That assembly scene also speaks about the limits of democracy and about its ending – the way we knew it. If you don’t invest firstly in educating people, the decisions of the majority might not feel ethical at all. For people in smaller traditional communities is hard to identify these diffuse distant ‘authorities’ who decided for them how the world should change – and they don’t understand why they have to conform and change – even if as the majority of their community prefers living in their tradition.
Your film, read at different levels, talks to us, through the main characters and the choir of protest around them, of the bad and good of which we are made of, of the light and darkness towards which we can go to. Of the good and bad things that are first of all inside of us and outside of us. What do you think of this reading?

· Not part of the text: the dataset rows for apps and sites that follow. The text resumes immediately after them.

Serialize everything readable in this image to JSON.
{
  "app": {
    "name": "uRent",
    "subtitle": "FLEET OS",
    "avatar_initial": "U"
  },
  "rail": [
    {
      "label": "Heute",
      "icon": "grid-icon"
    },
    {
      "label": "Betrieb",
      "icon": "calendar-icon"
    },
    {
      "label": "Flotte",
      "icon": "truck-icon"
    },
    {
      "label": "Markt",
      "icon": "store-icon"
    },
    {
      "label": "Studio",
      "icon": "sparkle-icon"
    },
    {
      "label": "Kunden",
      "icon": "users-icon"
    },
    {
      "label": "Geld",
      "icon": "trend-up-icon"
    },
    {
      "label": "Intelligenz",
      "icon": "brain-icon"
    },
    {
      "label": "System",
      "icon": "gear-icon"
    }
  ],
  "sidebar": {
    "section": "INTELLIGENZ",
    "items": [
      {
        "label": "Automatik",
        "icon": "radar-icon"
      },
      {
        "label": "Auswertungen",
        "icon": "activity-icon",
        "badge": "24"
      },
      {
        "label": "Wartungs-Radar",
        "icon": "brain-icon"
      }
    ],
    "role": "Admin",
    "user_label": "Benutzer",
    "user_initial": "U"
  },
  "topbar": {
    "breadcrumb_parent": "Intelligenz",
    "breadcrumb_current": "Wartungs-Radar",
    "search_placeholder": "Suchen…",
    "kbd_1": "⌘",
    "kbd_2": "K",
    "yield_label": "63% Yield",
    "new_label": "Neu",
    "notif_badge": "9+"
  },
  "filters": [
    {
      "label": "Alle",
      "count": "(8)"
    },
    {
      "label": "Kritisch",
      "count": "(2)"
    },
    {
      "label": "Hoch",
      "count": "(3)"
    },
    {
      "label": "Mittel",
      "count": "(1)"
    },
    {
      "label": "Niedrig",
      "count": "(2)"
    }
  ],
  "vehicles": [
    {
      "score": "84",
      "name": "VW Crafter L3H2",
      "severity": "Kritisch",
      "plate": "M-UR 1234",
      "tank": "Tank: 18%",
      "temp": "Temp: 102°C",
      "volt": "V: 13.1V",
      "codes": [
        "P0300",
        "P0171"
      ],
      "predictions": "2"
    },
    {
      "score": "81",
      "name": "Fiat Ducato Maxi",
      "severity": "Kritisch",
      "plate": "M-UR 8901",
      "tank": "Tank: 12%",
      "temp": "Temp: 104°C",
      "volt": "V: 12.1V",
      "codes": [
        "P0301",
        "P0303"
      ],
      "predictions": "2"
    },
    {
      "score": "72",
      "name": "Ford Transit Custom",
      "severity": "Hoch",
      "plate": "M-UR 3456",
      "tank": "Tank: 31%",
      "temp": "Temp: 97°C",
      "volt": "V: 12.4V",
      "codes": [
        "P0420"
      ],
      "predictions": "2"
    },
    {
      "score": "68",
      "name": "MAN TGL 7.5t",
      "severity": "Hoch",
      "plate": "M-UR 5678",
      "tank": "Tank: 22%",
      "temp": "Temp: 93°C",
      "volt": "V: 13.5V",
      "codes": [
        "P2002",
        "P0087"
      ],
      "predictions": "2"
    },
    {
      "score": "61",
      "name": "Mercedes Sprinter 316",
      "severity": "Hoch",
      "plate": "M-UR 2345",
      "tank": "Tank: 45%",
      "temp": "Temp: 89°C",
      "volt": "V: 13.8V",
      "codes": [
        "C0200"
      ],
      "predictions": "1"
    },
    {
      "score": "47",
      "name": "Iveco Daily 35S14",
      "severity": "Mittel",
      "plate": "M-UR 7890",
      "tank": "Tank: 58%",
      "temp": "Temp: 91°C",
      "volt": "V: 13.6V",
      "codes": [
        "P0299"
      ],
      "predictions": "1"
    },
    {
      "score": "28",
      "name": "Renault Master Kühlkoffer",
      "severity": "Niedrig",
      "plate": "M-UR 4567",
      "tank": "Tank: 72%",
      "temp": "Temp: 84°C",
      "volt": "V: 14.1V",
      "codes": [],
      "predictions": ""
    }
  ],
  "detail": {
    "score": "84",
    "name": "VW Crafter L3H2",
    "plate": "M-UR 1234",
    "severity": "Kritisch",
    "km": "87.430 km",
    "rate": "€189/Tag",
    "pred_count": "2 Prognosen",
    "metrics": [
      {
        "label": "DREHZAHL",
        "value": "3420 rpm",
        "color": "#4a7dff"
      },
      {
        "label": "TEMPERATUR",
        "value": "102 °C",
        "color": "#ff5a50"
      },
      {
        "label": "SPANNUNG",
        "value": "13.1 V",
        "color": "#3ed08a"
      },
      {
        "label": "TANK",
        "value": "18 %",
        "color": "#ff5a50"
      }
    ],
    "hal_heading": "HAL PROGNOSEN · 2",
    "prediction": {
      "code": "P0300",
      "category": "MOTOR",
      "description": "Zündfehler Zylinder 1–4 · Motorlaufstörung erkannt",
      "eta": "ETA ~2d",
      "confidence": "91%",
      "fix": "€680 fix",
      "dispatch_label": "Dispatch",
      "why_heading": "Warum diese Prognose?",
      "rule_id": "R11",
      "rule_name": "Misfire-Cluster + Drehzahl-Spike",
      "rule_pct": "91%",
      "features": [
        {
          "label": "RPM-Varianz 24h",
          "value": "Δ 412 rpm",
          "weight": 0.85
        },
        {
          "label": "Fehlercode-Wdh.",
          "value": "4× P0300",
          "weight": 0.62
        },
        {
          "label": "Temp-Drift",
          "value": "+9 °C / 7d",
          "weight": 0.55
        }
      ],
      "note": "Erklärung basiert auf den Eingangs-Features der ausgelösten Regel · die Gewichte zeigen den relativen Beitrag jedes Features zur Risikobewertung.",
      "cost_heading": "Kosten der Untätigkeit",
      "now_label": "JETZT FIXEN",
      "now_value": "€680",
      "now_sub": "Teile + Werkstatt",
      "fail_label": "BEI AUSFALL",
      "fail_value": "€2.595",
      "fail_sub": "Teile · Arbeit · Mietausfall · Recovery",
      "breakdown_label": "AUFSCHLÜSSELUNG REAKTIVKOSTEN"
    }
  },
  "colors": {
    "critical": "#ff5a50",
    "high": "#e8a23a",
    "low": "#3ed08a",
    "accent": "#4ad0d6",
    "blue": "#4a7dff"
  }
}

One of my aims is to try to preserve in film the complexity and ambiguity of the real world – and not to simplify or to over-interpret it by too much verbal clarification. Yes, we are made of contradictory impulses and traits, we are sometimes rational but more often irrational, our judgements are not so much based on logic but of emotions and circumstances, we are rather selfish than generous, and we cannot escape our loneliness despite our striving for affection. Our subconscious engulfs us like a dark forest, hosting a great number of murky indistinct animalic impulses. Towards the end of the film, Matthias has this revelation that the source of the evil he feels floating in the air – determining him to start checking on his beloved ones – might not come as much from the outer world but rather from himself as the most difficult animal to tame is the one inside you.
The whole film is pervaded by the presence of bears around the village. Real or metaphorical they are wild animals representing, as well as themselves, certain aspects of the human nature. Matthias, at the end of the film, shoots a bear that seems artificial: a sort of a mask under which a man seems to be hiding. Soon after having shot him, in the shadows there seem to emerge many more. Can this be another metaphor of the film? Could it be, that of the protagonist Matthias, the desire to fight against that wild human nature alien to empathy and love?
Matthias first shoots a bear – and for a second, he believes he solved the problem – but instants later, from the darkness seem to appear other creatures whose nature is more diffuse – are they animals, are they human or are they embodiments of his own fears (as one spectator told me) – is for every other spectator to decide.